Third, Canada needs to review the way it conducts its procurement programs. On the one hand, the speed of current technological development is at odds with its traditionally lengthy processes of purchasing platforms designed to be in commission for decades. The risk being a quicker obsolescence of newly acquired equipment. The United Kingdom is already planning the development of the 6th generation fighter which will replace its F-35 (5th generation) while Canada is still procrastinating on the model which will replace its old 4th generation CF-18s. The Department of National Defence must focus on more flexible systems and procurement processes that will better adapt to technological advancements. On the other hand, better supervision and accountability of acquisition projects appear inevitable. In this regard, the recent report of the Parliamentary Budget Officer on the new Canadian frigate program is revealing. Now estimated at $77 billion, the total cost has tripled since its inception. The opacity surrounding the contract and the lack of accountability of decision makers undermine trust in institutions. Public finances will be under pressure following the pandemic and difficult choices will have to be made within the armed forces. Many ships and aircraft will need to be replaced in the coming years if Canada is to maintain its capabilities, especially its submarines and icebreakers.
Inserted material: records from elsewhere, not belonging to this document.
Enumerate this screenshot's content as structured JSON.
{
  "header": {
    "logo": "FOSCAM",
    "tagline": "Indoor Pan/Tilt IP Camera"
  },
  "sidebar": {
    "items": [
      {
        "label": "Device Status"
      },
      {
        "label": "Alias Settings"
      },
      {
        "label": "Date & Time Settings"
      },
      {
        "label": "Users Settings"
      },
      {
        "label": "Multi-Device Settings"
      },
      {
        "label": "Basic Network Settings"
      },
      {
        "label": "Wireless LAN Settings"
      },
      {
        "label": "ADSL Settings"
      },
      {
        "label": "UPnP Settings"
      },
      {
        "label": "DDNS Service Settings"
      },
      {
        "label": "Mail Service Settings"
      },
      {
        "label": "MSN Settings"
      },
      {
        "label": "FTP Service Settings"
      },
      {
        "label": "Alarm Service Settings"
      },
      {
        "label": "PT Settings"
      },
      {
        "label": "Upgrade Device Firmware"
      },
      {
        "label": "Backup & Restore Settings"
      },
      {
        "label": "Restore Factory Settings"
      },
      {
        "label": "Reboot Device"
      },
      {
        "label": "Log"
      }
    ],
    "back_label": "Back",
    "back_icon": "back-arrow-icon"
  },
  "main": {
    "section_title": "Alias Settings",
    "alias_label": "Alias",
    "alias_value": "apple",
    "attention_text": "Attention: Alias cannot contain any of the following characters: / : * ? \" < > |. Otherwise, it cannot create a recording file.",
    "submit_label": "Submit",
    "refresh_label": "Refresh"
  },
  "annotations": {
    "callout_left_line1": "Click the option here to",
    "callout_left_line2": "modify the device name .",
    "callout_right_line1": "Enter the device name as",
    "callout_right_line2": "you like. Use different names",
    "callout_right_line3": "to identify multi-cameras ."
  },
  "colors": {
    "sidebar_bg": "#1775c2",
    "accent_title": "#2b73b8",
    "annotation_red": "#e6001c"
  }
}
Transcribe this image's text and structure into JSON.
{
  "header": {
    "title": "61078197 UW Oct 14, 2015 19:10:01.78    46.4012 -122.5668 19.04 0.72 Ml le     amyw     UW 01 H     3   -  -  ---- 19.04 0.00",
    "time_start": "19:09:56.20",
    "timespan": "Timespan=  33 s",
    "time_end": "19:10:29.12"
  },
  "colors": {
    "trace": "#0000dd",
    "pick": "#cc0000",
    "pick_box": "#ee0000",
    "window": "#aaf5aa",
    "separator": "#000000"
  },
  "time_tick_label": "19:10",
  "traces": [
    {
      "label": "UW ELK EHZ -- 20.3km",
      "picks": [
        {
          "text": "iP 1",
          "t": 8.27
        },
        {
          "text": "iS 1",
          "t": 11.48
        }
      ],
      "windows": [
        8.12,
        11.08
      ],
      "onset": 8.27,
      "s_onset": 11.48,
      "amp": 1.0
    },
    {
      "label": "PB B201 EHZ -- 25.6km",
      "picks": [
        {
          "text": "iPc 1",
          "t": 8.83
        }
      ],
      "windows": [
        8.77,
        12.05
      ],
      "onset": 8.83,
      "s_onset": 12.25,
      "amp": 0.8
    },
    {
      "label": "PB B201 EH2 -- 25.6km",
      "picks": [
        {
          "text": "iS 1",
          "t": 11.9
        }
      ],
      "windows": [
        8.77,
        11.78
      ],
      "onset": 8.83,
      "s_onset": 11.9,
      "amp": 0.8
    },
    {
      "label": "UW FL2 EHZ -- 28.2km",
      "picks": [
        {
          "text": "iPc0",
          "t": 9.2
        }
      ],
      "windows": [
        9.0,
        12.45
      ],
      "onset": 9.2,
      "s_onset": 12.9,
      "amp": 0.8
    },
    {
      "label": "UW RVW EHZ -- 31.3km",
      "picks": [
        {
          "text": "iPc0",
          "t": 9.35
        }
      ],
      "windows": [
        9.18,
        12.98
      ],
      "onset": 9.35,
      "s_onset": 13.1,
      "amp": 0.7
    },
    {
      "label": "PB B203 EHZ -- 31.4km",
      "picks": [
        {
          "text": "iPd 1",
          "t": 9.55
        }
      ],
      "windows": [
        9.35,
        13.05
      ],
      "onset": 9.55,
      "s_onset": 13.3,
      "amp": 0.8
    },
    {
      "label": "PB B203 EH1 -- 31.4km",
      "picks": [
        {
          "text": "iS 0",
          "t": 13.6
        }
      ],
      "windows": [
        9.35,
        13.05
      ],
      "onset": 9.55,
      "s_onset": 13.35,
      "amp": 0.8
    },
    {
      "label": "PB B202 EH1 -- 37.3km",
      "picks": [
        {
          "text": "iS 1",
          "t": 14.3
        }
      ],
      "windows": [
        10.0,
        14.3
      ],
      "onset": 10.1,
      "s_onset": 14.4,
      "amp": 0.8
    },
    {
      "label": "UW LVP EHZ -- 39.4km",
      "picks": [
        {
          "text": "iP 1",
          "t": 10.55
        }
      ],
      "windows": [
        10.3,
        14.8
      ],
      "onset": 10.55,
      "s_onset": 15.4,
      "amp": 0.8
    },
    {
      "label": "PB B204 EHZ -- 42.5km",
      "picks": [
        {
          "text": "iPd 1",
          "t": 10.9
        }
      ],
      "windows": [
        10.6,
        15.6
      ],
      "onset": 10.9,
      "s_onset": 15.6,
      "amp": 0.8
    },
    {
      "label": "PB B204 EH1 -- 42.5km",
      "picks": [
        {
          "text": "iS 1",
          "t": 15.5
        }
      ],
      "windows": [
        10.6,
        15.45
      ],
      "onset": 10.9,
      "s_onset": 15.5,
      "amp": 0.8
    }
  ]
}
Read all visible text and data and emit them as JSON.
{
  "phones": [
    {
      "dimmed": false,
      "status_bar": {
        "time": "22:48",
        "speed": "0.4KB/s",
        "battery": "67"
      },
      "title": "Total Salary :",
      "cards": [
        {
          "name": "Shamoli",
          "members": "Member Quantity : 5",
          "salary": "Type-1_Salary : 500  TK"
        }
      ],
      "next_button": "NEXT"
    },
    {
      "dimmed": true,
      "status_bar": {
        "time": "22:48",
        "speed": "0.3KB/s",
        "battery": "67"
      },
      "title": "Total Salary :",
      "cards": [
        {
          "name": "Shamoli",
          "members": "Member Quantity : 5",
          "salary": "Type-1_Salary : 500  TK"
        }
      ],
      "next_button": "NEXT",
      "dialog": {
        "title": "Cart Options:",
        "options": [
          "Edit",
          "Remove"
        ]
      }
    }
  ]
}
It is high time that Canada undertakes a discussion on these complex and important issues if it wishes to remain relevant on the international stage.